She undertook her second seat in the international department, under the supervision of Daniel Leader, and subsequently qualified into his team in September 2021. She has worked on the successful settlement of claims brought against Camellia Plc, in relation to the operations of its Kenyan subsidiary, and also those brought by Tanzanian nationals against Petra Diamonds Limited.
Lauren holds an undergraduate degree in English Literature from the University of Cambridge, and an MA in Human Rights, with Distinction, from University College London. Following her master’s, she completed the GDL and LPC at City Law School.

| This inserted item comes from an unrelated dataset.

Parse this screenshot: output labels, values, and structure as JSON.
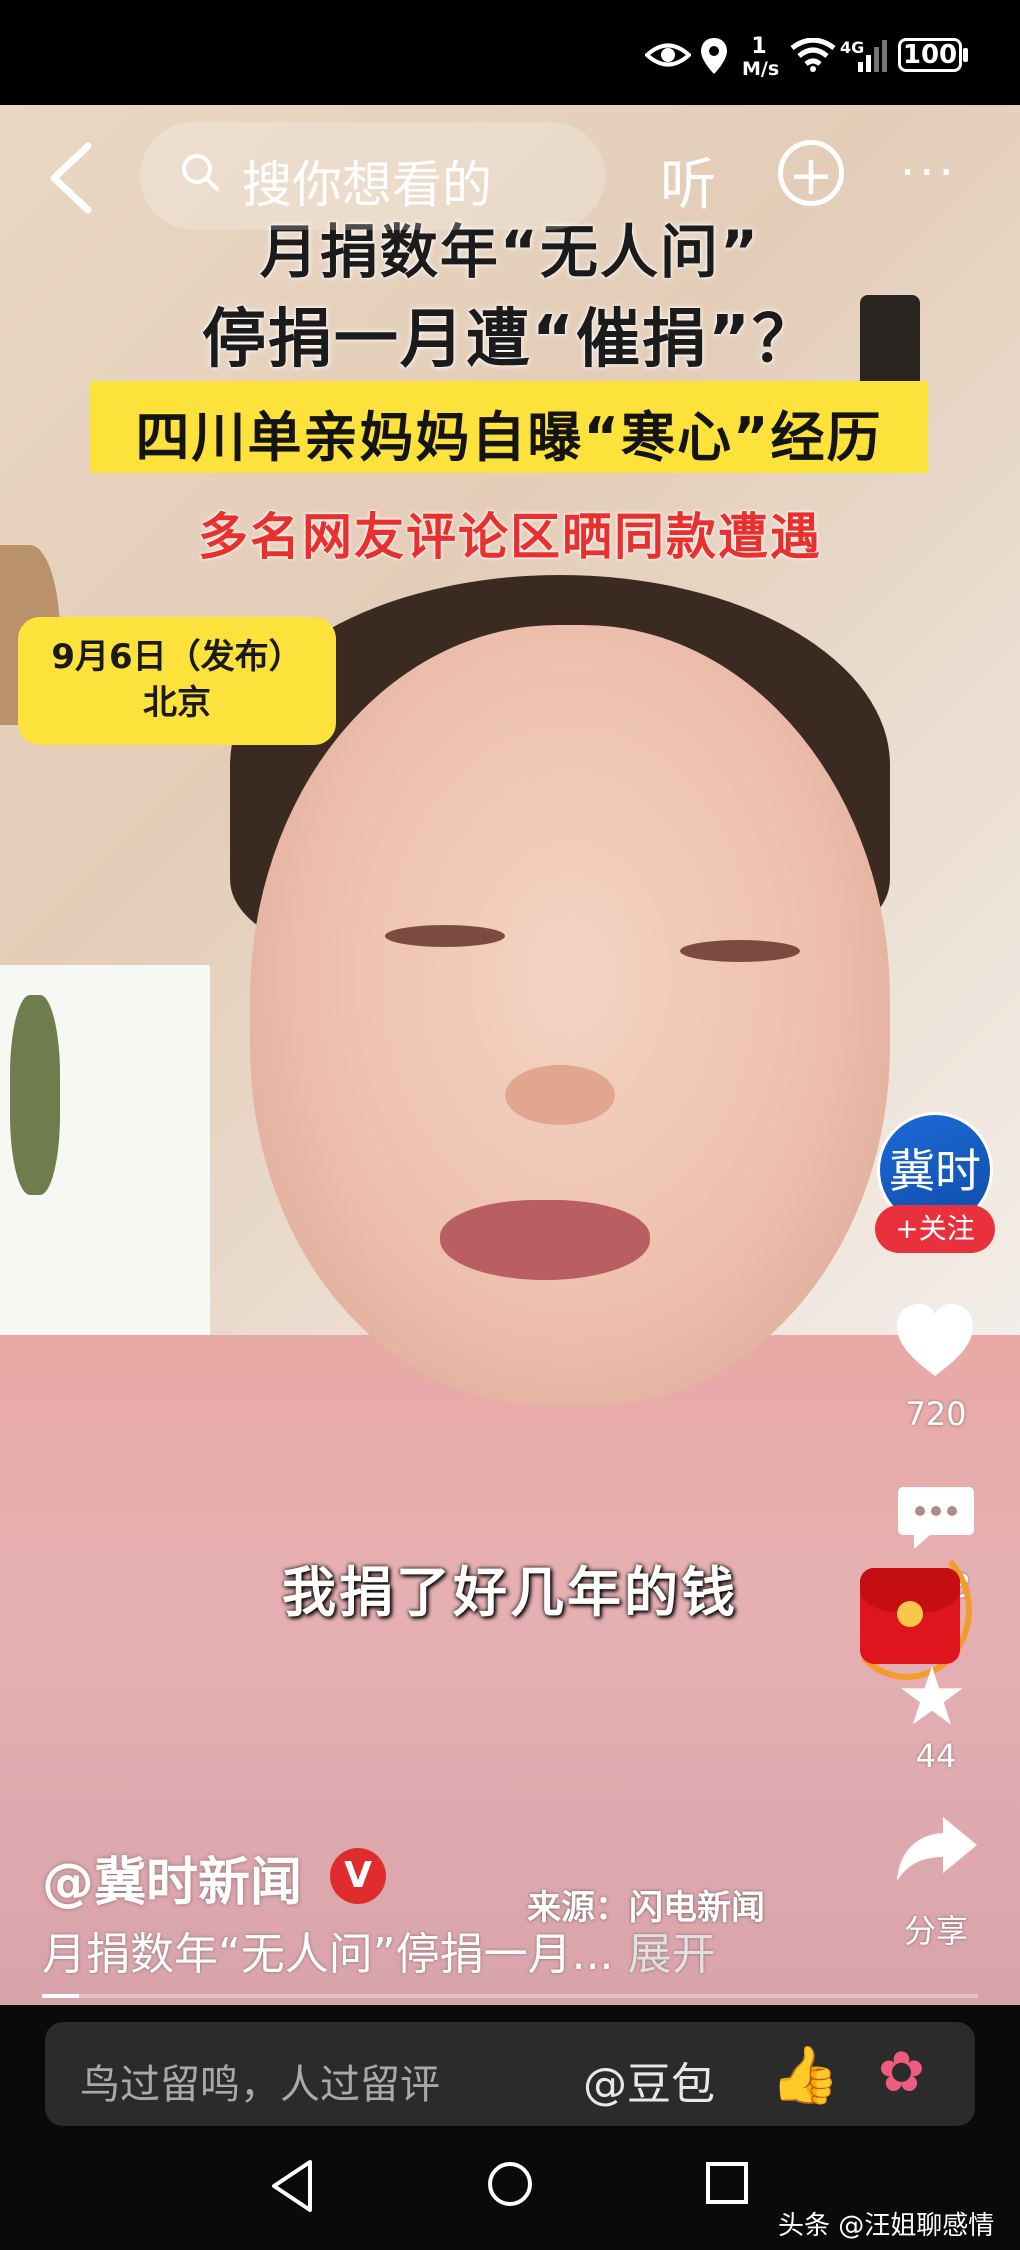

She is co-secretary of the firm’s Green Committee.
Outside of work, Lauren has sat on the Young Lawyers Committee of the Human Rights Lawyers’ Association and acted as Chair of the Young Fabians Law Network. She currently volunteers with a migrant and homeless support organisation and has previously been involved with various social justice groups, including Advocates Abroad, René Cassin, Advocate (formerly the Bar Pro Bono Unit), the Free Representation Unit, and the National Centre for Domestic Violence.
Lafarge judgment paves the way for more companies to be held accountable for profiting from criminal organisations
Louise Pech and Lauren Chaplin from the international team discuss the landmark judgment of the French Supreme Court against French multinational Lafarge SA following claims brought by former employees of the company’s Syrian subsidiary.
Berkeley Protocol on Digital Open Source Investigations
Matthew Renshaw and Lauren Chaplin discuss the Berkeley Protocol on Digital Open Source Investigations, which provides guidelines for using open-source intelligence (OSINT) in criminal and human rights investigations, and consider how law firms should adapt to OSINT’s potential.
The UK Trade Bill’s ‘Genocide Amendment’ fails to embed government accountability
Lauren Chaplin and Matthew Renshaw, from our international department, discuss the ‘Genocide Amendment’ to the UK Trade Bill and why the final text falls short in requiring the government to act on reports of genocide relating to our trading partners.